Write programs in BASIC on your PC - then run them on your Android phone or tablet.
See the Basic4GL Mobile website for more information.
Click here to Download the Basic4GL installer for Windows (Vista, 7, 8, 10).
Also see the plugins page.
Basic4GL is a compiler and virtual machine that allows you to write and run programs written in the Basic4GL programming language, a language based on the traditional BASIC syntax, but updated for modern computers.
Basic4GL has builtin support for OpenGL 1.1. Version 1.1 is a bit less relevant now than in 2003 when Basic4GL was first released - in fact it's one of the versions they now refer to as "legacy" OpenGL - but you may find it useful for learning the fundamentals of 3D graphics programming without the setup hassle of creating your own pixel and vertex shaders etc.
Or you can ignore OpenGL entirely, and use Basic4GL's text, sprite, tile-map and sound libraries to create 2D graphics without writing any OpenGL commands at all.
Basic4GL is designed to be a safe, easy to learn programming environment, suitable for creating games and graphical programs, rapid prototyping, or just learning basic programming.
Basic4GL is built around the OpenGL 3D accellerated graphics library. It automatically handles such tasks as creating an OpenGL window and initialising OpenGL for you, so you can skip all the usual linking, header file and initialisation and start writing OpenGL code from line 1. For example, here's an OpenGL program to draw a triangle.
glBegin(GL_TRIANGLES) glVertex3f(0, 10, -30) glVertex3f(8, -4, -30) glVertex3f(-8, -4, -30) glEnd() SwapBuffers()
Vectors and matrices are integrated directly into the Basic4GL language as 1D and 2D arrays respectively. Mathematical operators such as multiplication (*) and addition (+) behave appropriately on vector and matrix types, so you can write vector and matrix notation algebra directly into your programs.
You also get a standard library of trig functions and matrix creation routines (designed to mirror OpenGL's matrix creation routines), which makes trigonometry calculations quick, easy and compact to implement.

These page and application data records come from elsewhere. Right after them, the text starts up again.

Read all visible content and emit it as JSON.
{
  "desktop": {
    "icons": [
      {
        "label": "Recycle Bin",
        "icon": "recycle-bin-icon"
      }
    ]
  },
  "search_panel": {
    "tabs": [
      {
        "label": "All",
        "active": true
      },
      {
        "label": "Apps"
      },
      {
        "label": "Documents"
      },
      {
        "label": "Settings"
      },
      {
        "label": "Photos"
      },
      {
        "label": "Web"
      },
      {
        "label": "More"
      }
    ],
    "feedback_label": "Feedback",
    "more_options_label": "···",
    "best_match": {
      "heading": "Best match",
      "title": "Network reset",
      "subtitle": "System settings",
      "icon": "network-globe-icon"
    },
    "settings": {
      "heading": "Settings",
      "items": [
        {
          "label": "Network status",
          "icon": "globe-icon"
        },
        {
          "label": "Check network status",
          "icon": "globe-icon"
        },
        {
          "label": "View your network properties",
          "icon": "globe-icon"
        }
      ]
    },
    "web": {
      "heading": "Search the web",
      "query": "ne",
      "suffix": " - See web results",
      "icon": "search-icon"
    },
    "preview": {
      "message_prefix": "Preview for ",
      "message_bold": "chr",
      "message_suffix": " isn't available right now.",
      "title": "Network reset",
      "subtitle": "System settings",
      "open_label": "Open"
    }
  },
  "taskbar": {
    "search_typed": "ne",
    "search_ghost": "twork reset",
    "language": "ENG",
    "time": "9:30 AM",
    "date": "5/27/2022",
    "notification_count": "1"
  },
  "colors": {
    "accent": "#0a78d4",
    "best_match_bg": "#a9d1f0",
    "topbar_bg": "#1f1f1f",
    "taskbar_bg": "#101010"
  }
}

If OpenGL isn't your scene Basic4GL has a sprite and tile-map engine for writing 2D scrolling shooters, platformers or whatever takes your fancy.
A few clicks will then convert your program into a stand-alone Windows executable which you can distribute to whoever you want.
All editing takes place within the Basic4GL integrated development environment with a syntax highlighting editor and built-in symbolic debugger.
The Basic4GL programming language is designed to be simple, flexible and very hard to crash! Run-time errors (such as array index out of bounds) are caught cleanly, and all resources (such as textures or file handles) are automatically cleaned up for you when the program finishes.
Basic4GL supports plugins, which allow the language to be extended with new commands and functions. There are a number of existing plugins created by members of the Basic4GL community providing access to many quality third party libraries, such as phyiscs and music/video playback.
C++ programmers can create their own plugins using the Basic4GL plugin SDK.
The IDE now has an autocomplete function to help you with standard BASIC functions and constants, plus a popup tooltip displaying the parameter and return types of the current function. These appear automatically, or only when the corresponding keyboard short-cut is pressed (see the settings screen).
Fix bug in plugin DLL version check that was preventing plugins from being loaded.
Enable software OpenGL mode for PCs that don't support hardware acceleration.
Added GetFunctionByName routine to lookup function/subroutine at runtime by name.
This is mainly useful for extracting function pointers from runtime compiled code.
dim a, b a=Comp("sub t():printr 1:end sub") b=Comp("sub t():printr 2:end sub") dim c as sub(), d as sub() c = GetFunctionByName("t", a) d = GetFunctionByName("t", b) c() ' Will print 1 d() ' Will print 2
For more information see the "Language Guide" (in the "Help" menu).
Now with function/sub pointers. You can take the address of a function/sub, assign it to a variable or pass it to another function, and of course call it.
sub Apply(fn as function(x)) dim i for i = 1 to 10 printr fn(i) next end sub function Twice(n) return n * 2 end function function Squared(n) return n * n end function printr "Twice": Apply(&Twice) printr "Squared": Apply(&Squared)
For more information see the "Function/subroutine pointers" in the "Language Guide" (in the "Help" menu).
This is new product designed for creating games and programs for mobile phones/tablets in the Basic4GL language.
Get it from here.
A brand new Basic4GL release for the first time in 7 years.
The Basic4GL editor has been converted to Qt, GLFW and Open Sourced under the BSD license.
The whole IDE has been given a face lift, and you can build the whole thing yourself using freely available tools (e.g. Visual Studio Community Edition) and libraries.
More details in this blog post.
Because I felt like it :-).